# [PROBLEM STATEMENT]
Whenever the word "gran" appears in a line of the listing, copy that line.

# [RECORDS FOR THE EXERCISE]
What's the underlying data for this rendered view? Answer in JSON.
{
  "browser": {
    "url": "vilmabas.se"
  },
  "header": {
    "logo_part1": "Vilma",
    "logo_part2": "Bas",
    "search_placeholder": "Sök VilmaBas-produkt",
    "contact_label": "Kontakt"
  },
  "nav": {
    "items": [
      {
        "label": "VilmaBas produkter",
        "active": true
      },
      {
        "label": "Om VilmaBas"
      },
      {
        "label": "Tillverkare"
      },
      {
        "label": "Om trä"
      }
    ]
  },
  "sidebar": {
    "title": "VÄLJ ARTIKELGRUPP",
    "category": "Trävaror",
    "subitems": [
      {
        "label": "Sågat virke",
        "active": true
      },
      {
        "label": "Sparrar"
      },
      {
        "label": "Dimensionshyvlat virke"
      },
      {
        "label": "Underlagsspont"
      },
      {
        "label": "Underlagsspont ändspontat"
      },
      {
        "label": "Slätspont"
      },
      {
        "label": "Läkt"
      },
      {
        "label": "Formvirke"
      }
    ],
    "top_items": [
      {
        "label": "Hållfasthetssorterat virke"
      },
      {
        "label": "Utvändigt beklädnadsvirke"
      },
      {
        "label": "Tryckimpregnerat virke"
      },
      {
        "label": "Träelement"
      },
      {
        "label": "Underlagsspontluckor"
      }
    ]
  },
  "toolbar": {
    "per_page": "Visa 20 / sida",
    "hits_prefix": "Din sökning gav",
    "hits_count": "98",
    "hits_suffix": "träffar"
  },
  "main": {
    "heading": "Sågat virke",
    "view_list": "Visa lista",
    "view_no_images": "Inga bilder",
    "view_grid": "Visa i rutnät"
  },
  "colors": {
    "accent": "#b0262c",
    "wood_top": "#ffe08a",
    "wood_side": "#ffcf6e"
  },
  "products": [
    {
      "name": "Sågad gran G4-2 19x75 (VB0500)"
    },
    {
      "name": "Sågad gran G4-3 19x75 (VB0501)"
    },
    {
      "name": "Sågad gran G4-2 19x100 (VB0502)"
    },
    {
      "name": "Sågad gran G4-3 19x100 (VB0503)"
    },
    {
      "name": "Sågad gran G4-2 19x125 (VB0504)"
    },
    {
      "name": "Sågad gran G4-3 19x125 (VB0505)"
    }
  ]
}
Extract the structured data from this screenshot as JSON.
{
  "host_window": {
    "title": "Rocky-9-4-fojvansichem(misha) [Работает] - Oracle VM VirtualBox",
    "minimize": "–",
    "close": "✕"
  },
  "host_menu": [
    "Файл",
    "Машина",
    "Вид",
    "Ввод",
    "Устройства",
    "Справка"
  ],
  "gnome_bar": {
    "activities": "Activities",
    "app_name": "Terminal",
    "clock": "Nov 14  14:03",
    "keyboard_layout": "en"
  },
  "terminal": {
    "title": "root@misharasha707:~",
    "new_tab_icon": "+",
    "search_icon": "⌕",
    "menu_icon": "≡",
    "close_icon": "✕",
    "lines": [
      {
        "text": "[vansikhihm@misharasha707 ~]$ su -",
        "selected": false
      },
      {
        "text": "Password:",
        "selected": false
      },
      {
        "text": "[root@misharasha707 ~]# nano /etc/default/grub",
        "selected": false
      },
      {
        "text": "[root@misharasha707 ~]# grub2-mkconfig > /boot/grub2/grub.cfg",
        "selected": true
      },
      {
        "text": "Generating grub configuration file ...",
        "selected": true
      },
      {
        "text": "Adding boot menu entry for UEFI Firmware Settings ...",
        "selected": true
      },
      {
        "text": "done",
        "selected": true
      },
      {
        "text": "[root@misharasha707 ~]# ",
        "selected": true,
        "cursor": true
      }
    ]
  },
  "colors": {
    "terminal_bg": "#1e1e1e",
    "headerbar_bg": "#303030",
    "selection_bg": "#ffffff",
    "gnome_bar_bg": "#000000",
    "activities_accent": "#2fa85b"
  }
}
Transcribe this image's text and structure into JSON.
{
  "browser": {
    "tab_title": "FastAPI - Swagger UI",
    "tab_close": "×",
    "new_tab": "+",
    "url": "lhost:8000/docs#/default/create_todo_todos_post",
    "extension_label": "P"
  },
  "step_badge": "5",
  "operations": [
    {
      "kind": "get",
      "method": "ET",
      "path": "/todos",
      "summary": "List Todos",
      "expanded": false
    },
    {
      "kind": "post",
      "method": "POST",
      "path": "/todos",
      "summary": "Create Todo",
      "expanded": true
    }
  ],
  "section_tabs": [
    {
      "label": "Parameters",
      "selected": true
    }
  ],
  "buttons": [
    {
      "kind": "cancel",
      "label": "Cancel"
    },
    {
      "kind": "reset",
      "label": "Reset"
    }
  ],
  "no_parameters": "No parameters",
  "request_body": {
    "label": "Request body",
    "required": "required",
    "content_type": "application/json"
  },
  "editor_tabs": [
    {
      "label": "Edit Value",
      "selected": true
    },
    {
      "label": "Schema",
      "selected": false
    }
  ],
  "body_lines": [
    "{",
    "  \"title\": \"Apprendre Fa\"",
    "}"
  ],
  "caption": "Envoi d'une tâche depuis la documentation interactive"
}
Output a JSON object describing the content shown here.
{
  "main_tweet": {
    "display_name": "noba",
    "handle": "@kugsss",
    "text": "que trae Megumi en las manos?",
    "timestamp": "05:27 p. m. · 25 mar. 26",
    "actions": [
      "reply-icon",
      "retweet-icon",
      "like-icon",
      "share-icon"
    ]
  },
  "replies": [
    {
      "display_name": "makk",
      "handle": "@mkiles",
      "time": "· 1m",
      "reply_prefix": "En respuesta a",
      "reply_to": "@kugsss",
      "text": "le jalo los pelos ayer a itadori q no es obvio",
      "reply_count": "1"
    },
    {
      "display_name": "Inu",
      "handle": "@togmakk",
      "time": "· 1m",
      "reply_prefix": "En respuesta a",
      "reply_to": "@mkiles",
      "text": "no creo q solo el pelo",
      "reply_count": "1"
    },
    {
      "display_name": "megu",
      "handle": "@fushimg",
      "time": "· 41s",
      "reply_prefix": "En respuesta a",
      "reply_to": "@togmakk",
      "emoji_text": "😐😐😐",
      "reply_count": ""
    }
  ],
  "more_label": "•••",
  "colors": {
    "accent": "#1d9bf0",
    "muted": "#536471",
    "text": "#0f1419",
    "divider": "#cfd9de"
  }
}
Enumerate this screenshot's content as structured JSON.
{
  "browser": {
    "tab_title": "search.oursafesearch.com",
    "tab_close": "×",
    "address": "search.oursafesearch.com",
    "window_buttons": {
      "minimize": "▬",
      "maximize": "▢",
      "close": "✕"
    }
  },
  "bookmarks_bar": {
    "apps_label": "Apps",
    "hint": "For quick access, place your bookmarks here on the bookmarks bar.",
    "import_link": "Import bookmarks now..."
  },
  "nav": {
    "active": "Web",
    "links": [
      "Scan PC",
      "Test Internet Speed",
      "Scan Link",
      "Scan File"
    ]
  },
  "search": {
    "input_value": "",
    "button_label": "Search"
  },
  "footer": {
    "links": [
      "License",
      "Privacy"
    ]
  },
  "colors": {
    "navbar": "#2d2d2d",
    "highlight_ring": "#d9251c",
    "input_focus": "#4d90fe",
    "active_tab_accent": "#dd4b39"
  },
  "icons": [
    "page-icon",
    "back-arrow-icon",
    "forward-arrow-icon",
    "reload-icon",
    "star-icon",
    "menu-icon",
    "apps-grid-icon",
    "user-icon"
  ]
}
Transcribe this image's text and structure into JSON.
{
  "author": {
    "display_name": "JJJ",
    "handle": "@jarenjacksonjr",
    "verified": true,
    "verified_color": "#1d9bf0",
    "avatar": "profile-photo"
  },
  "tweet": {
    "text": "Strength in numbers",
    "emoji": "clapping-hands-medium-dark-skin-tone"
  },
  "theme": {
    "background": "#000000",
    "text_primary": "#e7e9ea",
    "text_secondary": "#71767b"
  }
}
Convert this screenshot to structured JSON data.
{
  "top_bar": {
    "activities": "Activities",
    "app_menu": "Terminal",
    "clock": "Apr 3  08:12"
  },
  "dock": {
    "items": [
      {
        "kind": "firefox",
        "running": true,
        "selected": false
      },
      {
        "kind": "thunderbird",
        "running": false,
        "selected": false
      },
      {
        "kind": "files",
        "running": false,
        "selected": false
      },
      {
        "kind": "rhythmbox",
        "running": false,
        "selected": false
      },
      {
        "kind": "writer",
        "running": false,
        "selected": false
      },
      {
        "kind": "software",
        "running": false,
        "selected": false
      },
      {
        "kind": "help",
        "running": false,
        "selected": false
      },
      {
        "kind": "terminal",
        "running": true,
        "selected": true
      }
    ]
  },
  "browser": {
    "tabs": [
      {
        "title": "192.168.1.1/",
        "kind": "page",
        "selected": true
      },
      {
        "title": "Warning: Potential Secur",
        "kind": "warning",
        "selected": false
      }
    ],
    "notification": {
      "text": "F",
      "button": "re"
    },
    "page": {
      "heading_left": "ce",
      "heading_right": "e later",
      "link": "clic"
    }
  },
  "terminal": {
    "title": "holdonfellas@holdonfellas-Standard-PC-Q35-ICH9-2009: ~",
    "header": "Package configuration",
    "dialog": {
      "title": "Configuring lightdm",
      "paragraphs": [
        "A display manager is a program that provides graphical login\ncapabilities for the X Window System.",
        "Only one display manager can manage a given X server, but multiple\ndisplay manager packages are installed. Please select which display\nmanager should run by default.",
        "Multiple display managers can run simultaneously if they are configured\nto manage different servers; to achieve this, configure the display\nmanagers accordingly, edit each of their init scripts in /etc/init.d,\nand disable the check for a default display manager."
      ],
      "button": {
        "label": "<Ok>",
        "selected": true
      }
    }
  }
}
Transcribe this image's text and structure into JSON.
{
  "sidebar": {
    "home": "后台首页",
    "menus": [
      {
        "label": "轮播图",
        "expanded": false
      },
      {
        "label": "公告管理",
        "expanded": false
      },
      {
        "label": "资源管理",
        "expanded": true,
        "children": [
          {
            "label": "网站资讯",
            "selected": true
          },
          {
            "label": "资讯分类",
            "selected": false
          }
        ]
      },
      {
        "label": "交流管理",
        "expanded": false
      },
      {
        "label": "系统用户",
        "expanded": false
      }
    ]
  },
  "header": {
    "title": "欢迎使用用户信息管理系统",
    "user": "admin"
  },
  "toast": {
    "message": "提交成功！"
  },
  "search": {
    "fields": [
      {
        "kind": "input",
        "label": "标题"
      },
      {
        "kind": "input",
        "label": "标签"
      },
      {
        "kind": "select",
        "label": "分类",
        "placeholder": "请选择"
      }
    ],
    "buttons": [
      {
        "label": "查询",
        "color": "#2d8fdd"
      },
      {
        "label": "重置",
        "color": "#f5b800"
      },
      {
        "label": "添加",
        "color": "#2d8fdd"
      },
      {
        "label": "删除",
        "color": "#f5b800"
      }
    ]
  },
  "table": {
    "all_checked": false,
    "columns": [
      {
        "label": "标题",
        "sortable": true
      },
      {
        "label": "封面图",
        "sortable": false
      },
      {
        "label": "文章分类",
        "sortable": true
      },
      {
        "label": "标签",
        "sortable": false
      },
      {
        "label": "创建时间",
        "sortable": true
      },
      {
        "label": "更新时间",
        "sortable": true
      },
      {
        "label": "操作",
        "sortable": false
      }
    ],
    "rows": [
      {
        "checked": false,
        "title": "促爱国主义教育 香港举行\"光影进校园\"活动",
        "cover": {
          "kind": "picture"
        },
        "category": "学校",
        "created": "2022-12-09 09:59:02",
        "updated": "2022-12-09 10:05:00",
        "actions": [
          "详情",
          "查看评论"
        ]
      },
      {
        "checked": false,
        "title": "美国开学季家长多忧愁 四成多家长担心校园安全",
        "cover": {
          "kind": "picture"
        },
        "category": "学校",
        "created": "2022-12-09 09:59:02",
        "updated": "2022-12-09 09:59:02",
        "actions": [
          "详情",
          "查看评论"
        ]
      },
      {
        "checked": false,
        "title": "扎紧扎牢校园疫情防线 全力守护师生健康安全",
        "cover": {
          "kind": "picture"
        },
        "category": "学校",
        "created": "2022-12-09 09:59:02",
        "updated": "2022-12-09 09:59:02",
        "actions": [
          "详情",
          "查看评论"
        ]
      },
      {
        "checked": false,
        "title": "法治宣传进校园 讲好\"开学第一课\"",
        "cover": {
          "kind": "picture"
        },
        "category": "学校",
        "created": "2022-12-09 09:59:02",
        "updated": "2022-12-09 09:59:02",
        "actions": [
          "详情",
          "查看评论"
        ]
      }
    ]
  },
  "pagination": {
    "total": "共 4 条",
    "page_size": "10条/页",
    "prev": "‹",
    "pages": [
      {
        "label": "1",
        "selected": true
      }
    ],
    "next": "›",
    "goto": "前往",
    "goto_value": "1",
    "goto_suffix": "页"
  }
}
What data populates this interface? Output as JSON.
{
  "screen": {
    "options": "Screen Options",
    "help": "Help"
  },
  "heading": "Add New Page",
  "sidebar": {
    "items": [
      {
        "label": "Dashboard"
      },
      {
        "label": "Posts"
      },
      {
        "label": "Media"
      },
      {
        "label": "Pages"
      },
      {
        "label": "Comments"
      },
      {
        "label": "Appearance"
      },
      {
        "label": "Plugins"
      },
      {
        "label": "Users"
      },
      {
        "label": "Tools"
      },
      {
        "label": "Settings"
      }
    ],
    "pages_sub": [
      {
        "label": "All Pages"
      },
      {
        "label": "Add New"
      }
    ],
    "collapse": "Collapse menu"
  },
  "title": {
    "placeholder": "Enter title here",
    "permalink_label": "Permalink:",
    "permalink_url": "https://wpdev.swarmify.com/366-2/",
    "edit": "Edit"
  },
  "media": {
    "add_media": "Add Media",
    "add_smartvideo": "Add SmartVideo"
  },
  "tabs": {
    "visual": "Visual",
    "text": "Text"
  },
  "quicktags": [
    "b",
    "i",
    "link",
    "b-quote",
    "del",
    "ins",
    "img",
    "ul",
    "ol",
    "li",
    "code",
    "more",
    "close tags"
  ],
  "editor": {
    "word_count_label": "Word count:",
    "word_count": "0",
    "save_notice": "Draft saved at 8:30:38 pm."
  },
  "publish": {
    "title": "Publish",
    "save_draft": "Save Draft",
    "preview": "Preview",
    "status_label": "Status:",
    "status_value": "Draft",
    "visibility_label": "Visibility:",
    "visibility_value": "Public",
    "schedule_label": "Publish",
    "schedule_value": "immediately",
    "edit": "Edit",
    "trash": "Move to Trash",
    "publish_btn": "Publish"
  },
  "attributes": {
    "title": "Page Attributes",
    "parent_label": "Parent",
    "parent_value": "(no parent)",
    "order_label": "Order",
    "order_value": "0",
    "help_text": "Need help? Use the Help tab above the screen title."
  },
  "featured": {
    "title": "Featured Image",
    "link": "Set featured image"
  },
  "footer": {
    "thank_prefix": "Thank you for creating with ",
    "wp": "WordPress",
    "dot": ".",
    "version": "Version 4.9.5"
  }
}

# [COMPLETED EXERCISE]
      "name": "Sågad gran G4-2 19x75 (VB0500)"
      "name": "Sågad gran G4-3 19x75 (VB0501)"
      "name": "Sågad gran G4-2 19x100 (VB0502)"
      "name": "Sågad gran G4-3 19x100 (VB0503)"
      "name": "Sågad gran G4-2 19x125 (VB0504)"
      "name": "Sågad gran G4-3 19x125 (VB0505)"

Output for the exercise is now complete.